*Task brief*:
Make an exact copy of the records, with the pictures left out.

************

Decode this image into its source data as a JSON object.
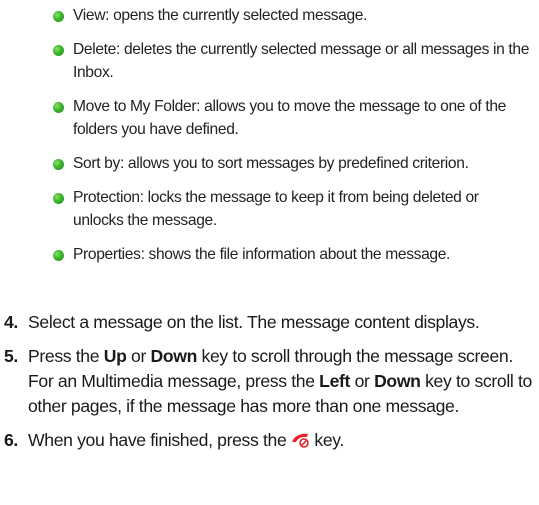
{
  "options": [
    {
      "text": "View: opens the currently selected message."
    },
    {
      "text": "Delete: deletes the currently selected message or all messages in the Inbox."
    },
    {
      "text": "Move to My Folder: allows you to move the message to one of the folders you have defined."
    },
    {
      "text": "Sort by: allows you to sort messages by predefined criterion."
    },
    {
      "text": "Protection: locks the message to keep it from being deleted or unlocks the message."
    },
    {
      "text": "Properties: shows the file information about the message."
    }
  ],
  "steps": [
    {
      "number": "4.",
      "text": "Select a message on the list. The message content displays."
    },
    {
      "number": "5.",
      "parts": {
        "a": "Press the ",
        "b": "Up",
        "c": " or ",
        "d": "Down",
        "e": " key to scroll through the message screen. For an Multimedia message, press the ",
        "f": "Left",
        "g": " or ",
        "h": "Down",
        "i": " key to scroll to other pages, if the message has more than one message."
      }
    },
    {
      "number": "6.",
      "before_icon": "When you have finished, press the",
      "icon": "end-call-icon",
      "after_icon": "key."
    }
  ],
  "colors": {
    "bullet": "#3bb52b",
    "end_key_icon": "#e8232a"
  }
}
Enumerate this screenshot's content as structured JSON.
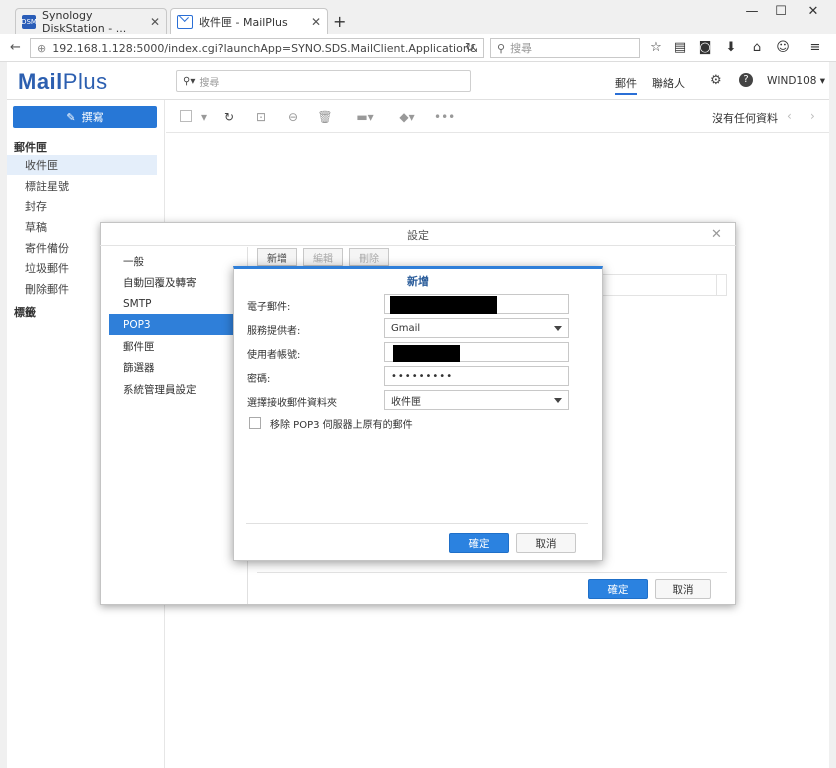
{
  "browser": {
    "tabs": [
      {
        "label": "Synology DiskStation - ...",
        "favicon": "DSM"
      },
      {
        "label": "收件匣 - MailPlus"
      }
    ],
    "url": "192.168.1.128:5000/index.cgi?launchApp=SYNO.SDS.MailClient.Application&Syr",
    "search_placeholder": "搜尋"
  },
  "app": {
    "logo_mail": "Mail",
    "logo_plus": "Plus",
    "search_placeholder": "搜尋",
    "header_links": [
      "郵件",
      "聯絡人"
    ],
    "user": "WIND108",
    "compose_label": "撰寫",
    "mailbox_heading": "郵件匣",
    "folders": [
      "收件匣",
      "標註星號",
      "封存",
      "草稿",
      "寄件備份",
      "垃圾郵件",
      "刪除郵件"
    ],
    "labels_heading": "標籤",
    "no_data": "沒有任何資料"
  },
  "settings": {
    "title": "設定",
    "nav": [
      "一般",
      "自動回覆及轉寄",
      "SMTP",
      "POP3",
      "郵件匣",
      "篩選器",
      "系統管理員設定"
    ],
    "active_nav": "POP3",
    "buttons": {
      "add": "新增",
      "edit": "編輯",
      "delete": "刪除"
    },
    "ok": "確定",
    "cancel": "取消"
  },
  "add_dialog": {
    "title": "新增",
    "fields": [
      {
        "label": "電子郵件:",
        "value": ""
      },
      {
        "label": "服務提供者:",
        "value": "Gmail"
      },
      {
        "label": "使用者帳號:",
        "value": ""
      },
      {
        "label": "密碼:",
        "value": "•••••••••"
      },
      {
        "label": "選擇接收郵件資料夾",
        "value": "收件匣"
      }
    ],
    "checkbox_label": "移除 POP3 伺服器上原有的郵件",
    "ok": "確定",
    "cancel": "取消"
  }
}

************

*Expected answer*:
Decode this image into its source data as a JSON object.
{
  "options": [
    {
      "text": "View: opens the currently selected message."
    },
    {
      "text": "Delete: deletes the currently selected message or all messages in the Inbox."
    },
    {
      "text": "Move to My Folder: allows you to move the message to one of the folders you have defined."
    },
    {
      "text": "Sort by: allows you to sort messages by predefined criterion."
    },
    {
      "text": "Protection: locks the message to keep it from being deleted or unlocks the message."
    },
    {
      "text": "Properties: shows the file information about the message."
    }
  ],
  "steps": [
    {
      "number": "4.",
      "text": "Select a message on the list. The message content displays."
    },
    {
      "number": "5.",
      "parts": {
        "a": "Press the ",
        "b": "Up",
        "c": " or ",
        "d": "Down",
        "e": " key to scroll through the message screen. For an Multimedia message, press the ",
        "f": "Left",
        "g": " or ",
        "h": "Down",
        "i": " key to scroll to other pages, if the message has more than one message."
      }
    },
    {
      "number": "6.",
      "before_icon": "When you have finished, press the",
      "icon": "end-call-icon",
      "after_icon": "key."
    }
  ],
  "colors": {
    "bullet": "#3bb52b",
    "end_key_icon": "#e8232a"
  }
}
Enumerate this screenshot's content as structured JSON.
{
  "browser": {
    "tabs": [
      {
        "label": "Synology DiskStation - ...",
        "favicon": "DSM"
      },
      {
        "label": "收件匣 - MailPlus"
      }
    ],
    "url": "192.168.1.128:5000/index.cgi?launchApp=SYNO.SDS.MailClient.Application&Syr",
    "search_placeholder": "搜尋"
  },
  "app": {
    "logo_mail": "Mail",
    "logo_plus": "Plus",
    "search_placeholder": "搜尋",
    "header_links": [
      "郵件",
      "聯絡人"
    ],
    "user": "WIND108",
    "compose_label": "撰寫",
    "mailbox_heading": "郵件匣",
    "folders": [
      "收件匣",
      "標註星號",
      "封存",
      "草稿",
      "寄件備份",
      "垃圾郵件",
      "刪除郵件"
    ],
    "labels_heading": "標籤",
    "no_data": "沒有任何資料"
  },
  "settings": {
    "title": "設定",
    "nav": [
      "一般",
      "自動回覆及轉寄",
      "SMTP",
      "POP3",
      "郵件匣",
      "篩選器",
      "系統管理員設定"
    ],
    "active_nav": "POP3",
    "buttons": {
      "add": "新增",
      "edit": "編輯",
      "delete": "刪除"
    },
    "ok": "確定",
    "cancel": "取消"
  },
  "add_dialog": {
    "title": "新增",
    "fields": [
      {
        "label": "電子郵件:",
        "value": ""
      },
      {
        "label": "服務提供者:",
        "value": "Gmail"
      },
      {
        "label": "使用者帳號:",
        "value": ""
      },
      {
        "label": "密碼:",
        "value": "•••••••••"
      },
      {
        "label": "選擇接收郵件資料夾",
        "value": "收件匣"
      }
    ],
    "checkbox_label": "移除 POP3 伺服器上原有的郵件",
    "ok": "確定",
    "cancel": "取消"
  }
}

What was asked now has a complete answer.